A rapid, reproducible method is described for extracting and comparing levels of the ether-soluble fish androgen 11-ketotestosterone (11-KT) in blood serum, muscle tissue and surface mucus. Because widely different volumes of extract were recovered after centrifugation from the three sources, it was important to express androgen levels as pg 11-KT/mg of total soluble protein (TSP). For six male and four female sexually-staged freshwater Koi (Cyprinus carpio), the method yielded similar pg 11-KT/mg TSP ratios in blood serum and extracts of muscle tissue and surface mucus, with the strongest correlation between blood serum and surface mucus. While male Koi were distinguishable from females based on the magnitude of 11-KT levels, reproductive stage and gonadosomatic index levels were not correlated with the 11-KT levels of either sex. Similar pg 11-KT/mg TSP ratios were also found for autologous muscle tissue and surface mucus extracts of 37 captured and sexed wild marine fishes representing seven genera. However, high 11-KT levels were not restricted to mature males. Collectively, results suggest that surface mucus collection (followed by 11-KT assay) is a useful alternative to more invasive methods of determining systemic hormone levels in fish.
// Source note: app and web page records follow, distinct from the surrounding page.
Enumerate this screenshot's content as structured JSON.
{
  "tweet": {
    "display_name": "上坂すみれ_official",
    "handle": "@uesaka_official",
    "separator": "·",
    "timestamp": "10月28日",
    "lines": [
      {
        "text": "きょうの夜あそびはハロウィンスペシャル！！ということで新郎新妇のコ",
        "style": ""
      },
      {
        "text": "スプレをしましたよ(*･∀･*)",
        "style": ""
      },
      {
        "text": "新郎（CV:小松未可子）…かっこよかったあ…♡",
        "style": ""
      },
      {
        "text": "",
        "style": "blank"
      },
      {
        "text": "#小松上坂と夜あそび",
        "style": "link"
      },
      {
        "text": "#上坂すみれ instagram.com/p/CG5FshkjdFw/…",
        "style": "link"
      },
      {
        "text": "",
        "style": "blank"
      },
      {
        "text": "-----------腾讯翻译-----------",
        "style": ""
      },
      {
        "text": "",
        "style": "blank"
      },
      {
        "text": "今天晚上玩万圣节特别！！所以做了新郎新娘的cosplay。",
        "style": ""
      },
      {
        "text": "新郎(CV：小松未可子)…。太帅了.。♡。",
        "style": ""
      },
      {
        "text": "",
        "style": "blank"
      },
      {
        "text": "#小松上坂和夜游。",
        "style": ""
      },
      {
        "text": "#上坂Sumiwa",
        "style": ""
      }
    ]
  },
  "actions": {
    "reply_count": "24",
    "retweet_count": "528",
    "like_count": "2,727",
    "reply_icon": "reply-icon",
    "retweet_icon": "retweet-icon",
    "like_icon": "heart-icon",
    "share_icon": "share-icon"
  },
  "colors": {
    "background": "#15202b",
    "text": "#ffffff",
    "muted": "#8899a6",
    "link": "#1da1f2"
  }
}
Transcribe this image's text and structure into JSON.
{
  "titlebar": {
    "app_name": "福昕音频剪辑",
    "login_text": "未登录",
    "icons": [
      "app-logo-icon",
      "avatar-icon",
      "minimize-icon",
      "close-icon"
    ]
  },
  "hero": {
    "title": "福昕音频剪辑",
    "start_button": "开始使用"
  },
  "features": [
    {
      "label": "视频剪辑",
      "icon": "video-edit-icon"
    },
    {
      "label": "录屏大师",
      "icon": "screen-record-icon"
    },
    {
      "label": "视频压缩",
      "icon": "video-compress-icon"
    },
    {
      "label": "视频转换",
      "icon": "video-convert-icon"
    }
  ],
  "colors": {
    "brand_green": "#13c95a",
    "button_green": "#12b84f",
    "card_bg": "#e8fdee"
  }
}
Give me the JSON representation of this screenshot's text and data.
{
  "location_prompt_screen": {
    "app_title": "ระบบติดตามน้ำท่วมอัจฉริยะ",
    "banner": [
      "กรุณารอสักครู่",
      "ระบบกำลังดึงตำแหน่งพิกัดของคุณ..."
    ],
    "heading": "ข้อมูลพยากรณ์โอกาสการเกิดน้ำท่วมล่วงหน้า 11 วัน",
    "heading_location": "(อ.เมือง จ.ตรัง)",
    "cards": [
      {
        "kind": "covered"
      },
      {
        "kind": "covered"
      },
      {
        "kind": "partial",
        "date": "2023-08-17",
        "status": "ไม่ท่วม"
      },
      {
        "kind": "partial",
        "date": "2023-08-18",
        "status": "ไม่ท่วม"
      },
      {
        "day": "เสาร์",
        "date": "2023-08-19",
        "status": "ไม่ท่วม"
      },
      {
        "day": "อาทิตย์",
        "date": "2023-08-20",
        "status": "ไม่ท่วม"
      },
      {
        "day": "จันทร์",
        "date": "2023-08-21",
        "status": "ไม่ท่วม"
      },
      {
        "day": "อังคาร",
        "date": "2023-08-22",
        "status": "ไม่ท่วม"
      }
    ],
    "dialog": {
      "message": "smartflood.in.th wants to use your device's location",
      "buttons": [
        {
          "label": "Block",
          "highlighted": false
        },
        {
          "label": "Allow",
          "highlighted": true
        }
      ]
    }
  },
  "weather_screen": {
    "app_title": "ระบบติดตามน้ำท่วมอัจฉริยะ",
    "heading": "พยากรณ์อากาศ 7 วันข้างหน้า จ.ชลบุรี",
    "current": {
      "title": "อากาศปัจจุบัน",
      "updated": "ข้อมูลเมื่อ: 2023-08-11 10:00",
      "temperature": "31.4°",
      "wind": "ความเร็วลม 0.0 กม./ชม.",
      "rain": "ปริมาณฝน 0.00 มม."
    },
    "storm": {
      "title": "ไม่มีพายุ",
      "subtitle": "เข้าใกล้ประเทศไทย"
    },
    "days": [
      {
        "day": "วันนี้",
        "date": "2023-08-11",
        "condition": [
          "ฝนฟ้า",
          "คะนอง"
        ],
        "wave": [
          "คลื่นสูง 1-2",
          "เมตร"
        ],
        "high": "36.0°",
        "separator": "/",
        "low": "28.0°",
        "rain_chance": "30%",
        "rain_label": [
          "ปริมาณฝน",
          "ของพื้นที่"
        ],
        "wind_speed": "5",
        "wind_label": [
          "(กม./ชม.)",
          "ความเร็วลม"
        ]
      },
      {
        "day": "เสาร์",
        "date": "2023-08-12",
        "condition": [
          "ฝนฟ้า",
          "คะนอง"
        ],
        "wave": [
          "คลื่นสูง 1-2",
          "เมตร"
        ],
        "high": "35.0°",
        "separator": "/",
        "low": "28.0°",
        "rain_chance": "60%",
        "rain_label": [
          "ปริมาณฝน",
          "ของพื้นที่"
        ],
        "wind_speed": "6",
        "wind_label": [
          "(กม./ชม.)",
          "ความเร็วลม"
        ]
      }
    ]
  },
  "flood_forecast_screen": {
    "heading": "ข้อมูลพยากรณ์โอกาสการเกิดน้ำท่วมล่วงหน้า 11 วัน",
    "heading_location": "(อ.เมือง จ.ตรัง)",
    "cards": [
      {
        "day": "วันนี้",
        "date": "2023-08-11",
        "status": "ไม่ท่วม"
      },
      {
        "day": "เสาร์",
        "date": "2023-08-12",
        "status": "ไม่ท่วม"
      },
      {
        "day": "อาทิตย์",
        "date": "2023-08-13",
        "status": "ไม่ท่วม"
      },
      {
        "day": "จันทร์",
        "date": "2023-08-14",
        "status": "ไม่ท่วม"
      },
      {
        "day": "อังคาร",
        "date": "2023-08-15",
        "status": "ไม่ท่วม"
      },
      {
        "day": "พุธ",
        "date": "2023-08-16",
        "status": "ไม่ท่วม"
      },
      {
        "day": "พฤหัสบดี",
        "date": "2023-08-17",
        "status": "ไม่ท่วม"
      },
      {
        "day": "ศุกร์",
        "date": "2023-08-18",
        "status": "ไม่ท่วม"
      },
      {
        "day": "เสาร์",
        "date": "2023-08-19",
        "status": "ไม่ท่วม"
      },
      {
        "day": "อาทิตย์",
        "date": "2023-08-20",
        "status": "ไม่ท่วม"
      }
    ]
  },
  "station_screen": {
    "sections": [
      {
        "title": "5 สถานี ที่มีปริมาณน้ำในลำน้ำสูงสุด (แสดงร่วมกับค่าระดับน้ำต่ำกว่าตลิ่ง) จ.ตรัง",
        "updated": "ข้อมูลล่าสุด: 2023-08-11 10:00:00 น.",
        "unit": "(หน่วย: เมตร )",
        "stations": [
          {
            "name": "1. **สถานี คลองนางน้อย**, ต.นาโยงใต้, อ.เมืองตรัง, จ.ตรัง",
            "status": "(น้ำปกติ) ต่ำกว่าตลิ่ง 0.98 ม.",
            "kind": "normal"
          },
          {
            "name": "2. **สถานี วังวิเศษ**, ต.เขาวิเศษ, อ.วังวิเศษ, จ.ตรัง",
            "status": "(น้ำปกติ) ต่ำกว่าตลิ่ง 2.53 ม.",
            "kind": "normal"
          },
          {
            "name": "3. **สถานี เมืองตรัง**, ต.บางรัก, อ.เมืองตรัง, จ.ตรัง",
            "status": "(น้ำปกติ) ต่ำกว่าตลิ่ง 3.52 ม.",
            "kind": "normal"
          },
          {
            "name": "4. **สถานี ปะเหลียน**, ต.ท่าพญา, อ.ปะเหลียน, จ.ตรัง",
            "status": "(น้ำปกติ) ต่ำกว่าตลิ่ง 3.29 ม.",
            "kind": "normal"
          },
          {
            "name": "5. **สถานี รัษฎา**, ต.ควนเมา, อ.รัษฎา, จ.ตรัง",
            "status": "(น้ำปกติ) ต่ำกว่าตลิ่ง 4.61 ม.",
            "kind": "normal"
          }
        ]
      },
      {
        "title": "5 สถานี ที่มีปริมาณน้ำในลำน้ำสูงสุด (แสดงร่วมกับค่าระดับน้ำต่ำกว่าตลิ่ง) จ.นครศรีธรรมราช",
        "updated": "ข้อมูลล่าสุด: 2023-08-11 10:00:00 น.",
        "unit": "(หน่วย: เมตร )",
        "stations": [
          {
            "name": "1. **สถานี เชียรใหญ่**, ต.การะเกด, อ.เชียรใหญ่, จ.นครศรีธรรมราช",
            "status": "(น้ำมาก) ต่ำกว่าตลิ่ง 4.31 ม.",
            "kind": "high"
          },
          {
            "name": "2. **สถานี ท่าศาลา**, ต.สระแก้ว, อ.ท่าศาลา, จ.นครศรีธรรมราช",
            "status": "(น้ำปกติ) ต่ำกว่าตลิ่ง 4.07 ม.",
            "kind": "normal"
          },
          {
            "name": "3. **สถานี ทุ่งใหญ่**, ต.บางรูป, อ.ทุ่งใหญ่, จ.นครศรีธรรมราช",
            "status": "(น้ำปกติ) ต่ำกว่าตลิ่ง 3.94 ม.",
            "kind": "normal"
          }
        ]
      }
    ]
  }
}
Without knowledge of seasonal variation in levels of this and other sex hormones, however, reliance on 11-KT levels alone may lead to spurious identification of gender, let alone reproductive stage.
ASJC Scopus subject areas
- Aquatic Science